Two Biden Priorities, Climate and Inequality, Meet on Black-Owned Farms

By Hiroko Tabuchi and Nadja Popovich


The administration has pledged to make agriculture a cornerstone of its plan to fight warming, but also to tackle a legacy of discrimination that has pushed Black farmers off the land.


Sedrick Rowe was a running back for Georgia’s Fort Valley State University when he stumbled on an unexpected oasis: an organic farm on the grounds of the historically Black school.


He now grows organic peanuts on two tiny plots in southwest Georgia, one of few African-American farmers in a state that has lost more than 98 percent of its Black farmers over the past century.


“It weighs on my mind,” he said of the history of discrimination, and violence, that drove so many of his predecessors from their farms. “Growing our own food feels like the first step in getting more African-American people back into farming.”


Two of the Biden administration’s biggest priorities — addressing racial inequality and fighting climate change — are converging in the lives of farmers like Mr. Rowe.


The administration has promised to make agriculture a cornerstone of its ambitious climate agenda, looking to farmers to take up farming methods that could keep planet-warming carbon dioxide locked in the soil and out of the atmosphere.

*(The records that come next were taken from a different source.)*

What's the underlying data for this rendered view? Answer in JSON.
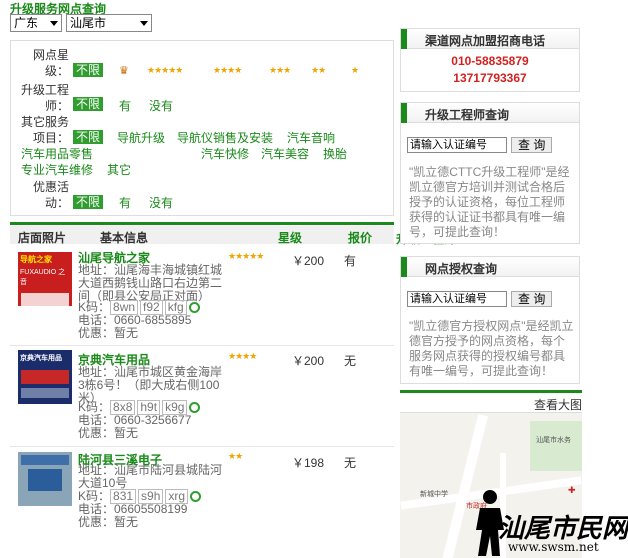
{
  "header": {
    "title": "升级服务网点查询"
  },
  "selects": {
    "province": "广东",
    "city": "汕尾市"
  },
  "filter": {
    "rating": {
      "label1": "网点星",
      "label2": "级：",
      "selected": "不限"
    },
    "engineer": {
      "label1": "升级工程",
      "label2": "师：",
      "selected": "不限",
      "options": [
        "有",
        "没有"
      ]
    },
    "other": {
      "label1": "其它服务",
      "label2": "项目：",
      "selected": "不限",
      "options": [
        "导航升级",
        "导航仪销售及安装",
        "汽车音响",
        "汽车用品零售",
        "汽车快修",
        "汽车美容",
        "换胎",
        "专业汽车维修",
        "其它"
      ]
    },
    "promo": {
      "label1": "优惠活",
      "label2": "动：",
      "selected": "不限",
      "options": [
        "有",
        "没有"
      ]
    }
  },
  "list": {
    "columns": {
      "photo": "店面照片",
      "info": "基本信息",
      "rank": "星级",
      "price": "报价",
      "engineer": "升级工程师"
    },
    "items": [
      {
        "name": "汕尾导航之家",
        "address": "地址：汕尾海丰海城镇红城大道西鹅钱山路口右边第二间（即县公安局正对面）",
        "k_label": "K码：",
        "k_codes": [
          "8wn",
          "f92",
          "kfg"
        ],
        "phone": "电话：0660-6855895",
        "promo": "优惠：暂无",
        "stars": 5,
        "price": "￥200",
        "engineer": "有"
      },
      {
        "name": "京典汽车用品",
        "address": "地址：汕尾市城区黄金海岸3栋6号！（即大成右侧100米）",
        "k_label": "K码：",
        "k_codes": [
          "8x8",
          "h9t",
          "k9g"
        ],
        "phone": "电话：0660-3256677",
        "promo": "优惠：暂无",
        "stars": 4,
        "price": "￥200",
        "engineer": "无"
      },
      {
        "name": "陆河县三溪电子",
        "address": "地址：汕尾市陆河县城陆河大道10号",
        "k_label": "K码：",
        "k_codes": [
          "831",
          "s9h",
          "xrg"
        ],
        "phone": "电话：06605508199",
        "promo": "优惠：暂无",
        "stars": 2,
        "price": "￥198",
        "engineer": "无"
      }
    ]
  },
  "panels": {
    "hotline": {
      "title": "渠道网点加盟招商电话",
      "phone1": "010-58835879",
      "phone2": "13717793367"
    },
    "engineer_query": {
      "title": "升级工程师查询",
      "placeholder": "请输入认证编号",
      "button": "查 询",
      "desc": "\"凯立德CTTC升级工程师\"是经凯立德官方培训并测试合格后授予的认证资格，每位工程师获得的认证证书都具有唯一编号，可提此查询！"
    },
    "outlet_query": {
      "title": "网点授权查询",
      "placeholder": "请输入认证编号",
      "button": "查 询",
      "desc": "\"凯立德官方授权网点\"是经凯立德官方授予的网点资格，每个服务网点获得的授权编号都具有唯一编号，可提此查询！"
    },
    "map": {
      "title": "查看大图",
      "labels": [
        "汕尾市水务",
        "新城中学",
        "市政府"
      ]
    }
  },
  "watermark": {
    "text": "汕尾市民网",
    "url": "www.swsm.net"
  },
  "colors": {
    "accent": "#1a8a1a",
    "phone": "#d42020",
    "star": "#f0a400"
  }
}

At the same time, President Biden has pledged to tackle a legacy of discrimination that has driven generations of Black Americans from their farms, with steps to improve Black and other minority farmers’ access to land, loans and other assistance, including “climate smart” production.